Aug. 16, 2001 -- Her name is Xena, but she’s no warrior princess.
Xena is a scrappy, black-coated piglet born from a white-coated sow. As a swine produced by cloned genetic material from fetal pig cells, Xena represents the latest living milestone in the rapidly evolving field of genetic cloning.
She is named after the field of research that scientists hope her birth might advance — xenotransplantation — the use of genetically modified animal organs for transplant into humans.
“By bringing animal organs one step closer to being transplanted into human beings, we hope to one day overcome the desperate shortage of donor organs,” says Elizabeth Fagan, a professor of medicine and pediatrics at Rush Presbyterian at St. Luke’s Medical Center in Chicago.
Pig tissue and organs, particularly the liver, are thought to be similar to human’s and hold the best possibility for human transplant. But Fagan explains that even with the successful cloning of a pig, scientists still must find methods of ensuring pig’s organs aren’t rejected in the human body and are able to function in human hosts.
“Regardless if they’ve cloned a sheep or a pig, we don’t know how the organs handle human material because pigs don’t go around eating caviar or french fries or drinking alcohol,” she says.
Xena Not the First
Xena isn’t the first cloned pig to enter the world. That honor belongs to a litter of five cloned piglets born in March at the Scotland-based PPL Therapeutics — the same laboratory that produced another famous female, Dolly the cloned sheep. The procedures both groups used are being published separately this week in two major science journals.
In this week’s issue of Science, lead author Akira Onishi of the National Institute of Animal Industry in Japan explains his team used the same techniques developed by researchers at the University of Honolulu to clone mice.
To create Xena, scientists used a needle-like pipette to inject genetic material from fetal pig skin into eggs that had been stripped of their own genetic material. Next, the team stimulated the injected eggs with an electrical pulse that triggered them to develop into embryos. Those embryos were then transplanted into four surrogate sows.
Healthy and black-coated, unlike her white-coated surrogate mother, Xena was the one successful birth of 110 transplanted embryos.
When researchers cloned Dolly the sheep, they fused entire cloned cells into empty host eggs. Researchers on Xena’s team believe their technique of injecting only genetic material will allow scientists more flexibility in the future to manipulate the genetic material of pig cells and effectively engineer transplant-safe organs.
“With microinjection you can be quite selective about genetic transfer,” co-author Anthony Perry of Rockefeller University said in a Science news release. “You can separate the chromosomes out and avoid contaminating the egg with the rest of the material from the donor cell nucleus.”
But scientists with the Scotland-based PPL Therapeutics contend the success rate for the procedure that created Xena remains too low. To ensure more successful fertilization, scientists at PPL Therapeutics added a step to the cloning process. Rather than electrically stimulating the cloned egg to develop, they inserted the cloned material into the shell of a fertilized cell, or zygote. The scientists describe their procedure in this week’s electronic version of the journal Nature.

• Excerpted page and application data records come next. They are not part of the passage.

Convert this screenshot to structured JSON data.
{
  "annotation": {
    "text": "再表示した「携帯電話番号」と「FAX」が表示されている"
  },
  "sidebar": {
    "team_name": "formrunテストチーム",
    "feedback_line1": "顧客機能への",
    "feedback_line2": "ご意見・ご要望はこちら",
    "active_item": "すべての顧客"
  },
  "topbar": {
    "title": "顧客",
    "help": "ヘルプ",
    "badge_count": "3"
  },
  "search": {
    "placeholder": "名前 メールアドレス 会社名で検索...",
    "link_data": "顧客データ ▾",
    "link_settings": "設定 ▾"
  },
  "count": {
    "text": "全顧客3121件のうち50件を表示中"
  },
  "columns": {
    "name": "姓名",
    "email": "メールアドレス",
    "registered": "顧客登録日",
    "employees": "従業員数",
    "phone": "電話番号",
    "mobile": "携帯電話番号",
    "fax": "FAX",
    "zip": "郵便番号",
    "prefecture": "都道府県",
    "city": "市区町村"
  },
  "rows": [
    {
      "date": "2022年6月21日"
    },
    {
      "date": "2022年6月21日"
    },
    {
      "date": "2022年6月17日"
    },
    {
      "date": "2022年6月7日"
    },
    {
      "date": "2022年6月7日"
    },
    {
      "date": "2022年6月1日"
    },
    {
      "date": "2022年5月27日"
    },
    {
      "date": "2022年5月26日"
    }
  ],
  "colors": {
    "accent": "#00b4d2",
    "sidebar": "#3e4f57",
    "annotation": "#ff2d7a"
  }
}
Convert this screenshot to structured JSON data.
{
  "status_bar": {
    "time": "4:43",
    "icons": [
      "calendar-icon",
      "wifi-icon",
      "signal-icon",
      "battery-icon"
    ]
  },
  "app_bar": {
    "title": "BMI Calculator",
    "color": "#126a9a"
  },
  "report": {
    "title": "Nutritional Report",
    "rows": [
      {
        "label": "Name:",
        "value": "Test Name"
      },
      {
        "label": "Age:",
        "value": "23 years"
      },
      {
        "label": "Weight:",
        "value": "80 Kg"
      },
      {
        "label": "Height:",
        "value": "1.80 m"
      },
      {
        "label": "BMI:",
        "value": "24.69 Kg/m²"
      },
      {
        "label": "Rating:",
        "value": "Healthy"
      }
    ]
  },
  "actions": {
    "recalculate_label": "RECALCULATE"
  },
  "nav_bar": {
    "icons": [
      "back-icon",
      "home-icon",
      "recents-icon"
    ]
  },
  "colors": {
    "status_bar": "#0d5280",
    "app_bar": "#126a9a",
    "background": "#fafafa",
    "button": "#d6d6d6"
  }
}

“It’s a bit more labor intensive, but if you look at our success numbers, it’s a more efficient method,” explains Ron James, managing director of PPL Therapeutics. He points out that this method created five healthy piglets last March, as opposed to one.
Efficient cloning may become an important factor in the future if and when scientists are able to use pig organs for human transplant. About 180,000 people around the world are estimated to be waiting for an organ transplant, but fewer than one in three will receive one because of the widening gap between supply and demand. Many see organs derived from pigs as a solution to the problem.
Research is already under way to manipulate genes responsible for organ rejection. Once scientists find a way to turn off organ-rejecting genes, they hope to clone pigs with genetic material that is missing those genes. But as a Nature study points out this week, organ rejection isn’t the only concern. Transferring pig organs may also introduce contagious diseases to humans.
Danger of Disease
Daniel Salomon of the Scripps Research Institute in La Jolla, Calif., and colleagues found that human cells can be infected with viruses that exist in all pig cells, called porcine endogenous retroviruses or PERVs.
“Xenotransplantation falls into the category of hazard where, although the risk is probably low — and the benefit to individuals undoubtedly substantial — the public consequences could be catastrophic,” wrote Nature’s editors.
Guidelines surrounding xenotransplantation research by the U.S. Food and Drug Administration have stiffened since 1996 because of such fears. And earlier this week, the director of Scotland’s Roslin Institute, which has been associated with PPL, said it would re-direct funding away from its pig-cloning program.
Scientists say it may be a long time anyway before researchers confront the possible side effects of xenotransplantation. Xena the cloned pig may represent a big step, they say, but there are many more to come before any animal’s organ is made “user friendly” for people.
As John Brems, the director of transplantation at Layola University Medical Center in Chicago, says: “Pigs walk on all fours. If we put their organs in an animal that walks standing up, there are a lot of differences there — a lot of obstacles to overcome to ensure they’ll work.”